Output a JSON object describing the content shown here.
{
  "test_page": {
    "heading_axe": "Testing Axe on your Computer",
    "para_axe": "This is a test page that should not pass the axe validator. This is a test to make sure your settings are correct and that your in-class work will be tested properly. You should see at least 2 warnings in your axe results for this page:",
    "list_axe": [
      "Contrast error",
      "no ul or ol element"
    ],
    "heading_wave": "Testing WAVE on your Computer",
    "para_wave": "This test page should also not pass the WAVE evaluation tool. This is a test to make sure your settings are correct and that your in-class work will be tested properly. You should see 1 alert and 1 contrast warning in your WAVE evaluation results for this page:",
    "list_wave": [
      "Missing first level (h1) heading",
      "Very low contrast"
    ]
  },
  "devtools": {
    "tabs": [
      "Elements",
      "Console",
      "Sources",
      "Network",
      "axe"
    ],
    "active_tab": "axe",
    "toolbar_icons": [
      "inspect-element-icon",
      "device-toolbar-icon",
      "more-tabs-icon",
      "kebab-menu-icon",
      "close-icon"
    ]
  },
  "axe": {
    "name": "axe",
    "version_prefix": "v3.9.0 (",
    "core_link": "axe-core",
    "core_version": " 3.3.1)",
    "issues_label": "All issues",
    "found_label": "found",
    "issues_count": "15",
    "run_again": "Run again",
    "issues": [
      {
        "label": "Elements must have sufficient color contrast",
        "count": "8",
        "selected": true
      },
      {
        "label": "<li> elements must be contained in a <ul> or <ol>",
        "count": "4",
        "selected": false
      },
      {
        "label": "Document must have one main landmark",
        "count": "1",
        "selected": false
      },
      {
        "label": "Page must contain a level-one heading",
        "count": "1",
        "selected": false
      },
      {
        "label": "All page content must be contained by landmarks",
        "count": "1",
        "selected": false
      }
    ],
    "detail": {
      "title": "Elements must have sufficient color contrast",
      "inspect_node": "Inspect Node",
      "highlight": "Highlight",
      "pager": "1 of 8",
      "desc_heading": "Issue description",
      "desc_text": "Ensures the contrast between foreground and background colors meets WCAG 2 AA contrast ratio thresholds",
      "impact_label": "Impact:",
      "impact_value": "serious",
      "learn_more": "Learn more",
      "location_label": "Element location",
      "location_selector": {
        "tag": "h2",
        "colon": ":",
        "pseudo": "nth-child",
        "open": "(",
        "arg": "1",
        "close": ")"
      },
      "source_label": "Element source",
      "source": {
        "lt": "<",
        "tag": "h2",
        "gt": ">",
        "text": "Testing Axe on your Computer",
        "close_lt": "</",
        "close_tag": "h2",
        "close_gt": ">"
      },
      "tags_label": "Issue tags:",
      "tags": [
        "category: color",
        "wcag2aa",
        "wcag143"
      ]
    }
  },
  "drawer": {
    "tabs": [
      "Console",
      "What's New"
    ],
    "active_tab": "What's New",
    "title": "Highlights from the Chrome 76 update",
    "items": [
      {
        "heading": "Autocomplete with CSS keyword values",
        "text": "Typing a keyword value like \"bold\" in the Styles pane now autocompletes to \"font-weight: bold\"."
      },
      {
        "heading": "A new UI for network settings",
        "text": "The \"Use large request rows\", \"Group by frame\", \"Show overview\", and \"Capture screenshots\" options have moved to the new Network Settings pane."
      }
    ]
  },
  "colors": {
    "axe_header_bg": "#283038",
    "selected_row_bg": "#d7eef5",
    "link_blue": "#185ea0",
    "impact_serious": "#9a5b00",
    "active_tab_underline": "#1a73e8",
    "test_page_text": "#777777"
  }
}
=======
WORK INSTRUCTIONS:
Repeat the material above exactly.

EXERCISE OUTPUT:
Output a JSON object describing the content shown here.
{
  "test_page": {
    "heading_axe": "Testing Axe on your Computer",
    "para_axe": "This is a test page that should not pass the axe validator. This is a test to make sure your settings are correct and that your in-class work will be tested properly. You should see at least 2 warnings in your axe results for this page:",
    "list_axe": [
      "Contrast error",
      "no ul or ol element"
    ],
    "heading_wave": "Testing WAVE on your Computer",
    "para_wave": "This test page should also not pass the WAVE evaluation tool. This is a test to make sure your settings are correct and that your in-class work will be tested properly. You should see 1 alert and 1 contrast warning in your WAVE evaluation results for this page:",
    "list_wave": [
      "Missing first level (h1) heading",
      "Very low contrast"
    ]
  },
  "devtools": {
    "tabs": [
      "Elements",
      "Console",
      "Sources",
      "Network",
      "axe"
    ],
    "active_tab": "axe",
    "toolbar_icons": [
      "inspect-element-icon",
      "device-toolbar-icon",
      "more-tabs-icon",
      "kebab-menu-icon",
      "close-icon"
    ]
  },
  "axe": {
    "name": "axe",
    "version_prefix": "v3.9.0 (",
    "core_link": "axe-core",
    "core_version": " 3.3.1)",
    "issues_label": "All issues",
    "found_label": "found",
    "issues_count": "15",
    "run_again": "Run again",
    "issues": [
      {
        "label": "Elements must have sufficient color contrast",
        "count": "8",
        "selected": true
      },
      {
        "label": "<li> elements must be contained in a <ul> or <ol>",
        "count": "4",
        "selected": false
      },
      {
        "label": "Document must have one main landmark",
        "count": "1",
        "selected": false
      },
      {
        "label": "Page must contain a level-one heading",
        "count": "1",
        "selected": false
      },
      {
        "label": "All page content must be contained by landmarks",
        "count": "1",
        "selected": false
      }
    ],
    "detail": {
      "title": "Elements must have sufficient color contrast",
      "inspect_node": "Inspect Node",
      "highlight": "Highlight",
      "pager": "1 of 8",
      "desc_heading": "Issue description",
      "desc_text": "Ensures the contrast between foreground and background colors meets WCAG 2 AA contrast ratio thresholds",
      "impact_label": "Impact:",
      "impact_value": "serious",
      "learn_more": "Learn more",
      "location_label": "Element location",
      "location_selector": {
        "tag": "h2",
        "colon": ":",
        "pseudo": "nth-child",
        "open": "(",
        "arg": "1",
        "close": ")"
      },
      "source_label": "Element source",
      "source": {
        "lt": "<",
        "tag": "h2",
        "gt": ">",
        "text": "Testing Axe on your Computer",
        "close_lt": "</",
        "close_tag": "h2",
        "close_gt": ">"
      },
      "tags_label": "Issue tags:",
      "tags": [
        "category: color",
        "wcag2aa",
        "wcag143"
      ]
    }
  },
  "drawer": {
    "tabs": [
      "Console",
      "What's New"
    ],
    "active_tab": "What's New",
    "title": "Highlights from the Chrome 76 update",
    "items": [
      {
        "heading": "Autocomplete with CSS keyword values",
        "text": "Typing a keyword value like \"bold\" in the Styles pane now autocompletes to \"font-weight: bold\"."
      },
      {
        "heading": "A new UI for network settings",
        "text": "The \"Use large request rows\", \"Group by frame\", \"Show overview\", and \"Capture screenshots\" options have moved to the new Network Settings pane."
      }
    ]
  },
  "colors": {
    "axe_header_bg": "#283038",
    "selected_row_bg": "#d7eef5",
    "link_blue": "#185ea0",
    "impact_serious": "#9a5b00",
    "active_tab_underline": "#1a73e8",
    "test_page_text": "#777777"
  }
}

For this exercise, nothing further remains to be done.